Encyclopedia o f Chicago
Entries : Ben Hecht: Lake Thoughts
Ben Hecht: Lake Thoughts

Ben Hecht: Lake Thoughts

In 1921, the Chicago Daily News began running a column by Ben Hecht entitled “One Thousand and One Afternoons.” Ruminating on life in general and on Chicago more particularly, Hecht considered the role of Lake Michigan in a Chicagoan's psyche:

During the summer day the beaches are lively and the vari-colored bathing suits and parasols offer little carnival panels at the ends of the east running streets. As you pass them on the north side bus or on the south side I.C., the sun, the swarm of bathers smeared like bits of brightly colored paint across the yellow sand and the obliterating sweep of water remind you of the modernist artists whose pictures are usually lithographic blurs.

Yet winter and summer, even when the thousands upon thousands of bathers cover the sand like a shower of confetti and when there are shouts and circus excitements along the beach, people who look at the lake seem always to become sad. One wonders why.

It is when one leaves the city and goes to visit or to live in another place where there is no lake that the lake grows alive in one's mind. One becomes thirsty for it and dreams of it. One remembers it then as something that was almost an essential part of life, like a third dimension.

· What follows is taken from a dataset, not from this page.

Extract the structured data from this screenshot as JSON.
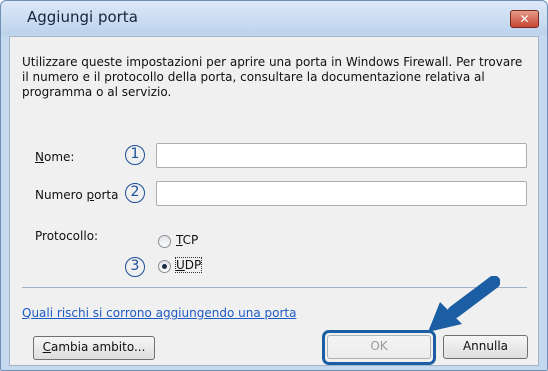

In some way one associates one's day dreams with the lake and falls into thinking that there is something unfinished, sterile about living with no lake at one's elbow.

Hecht, Ben. 1001 Afternoons in Chicago. 1922; 1992, 231–234.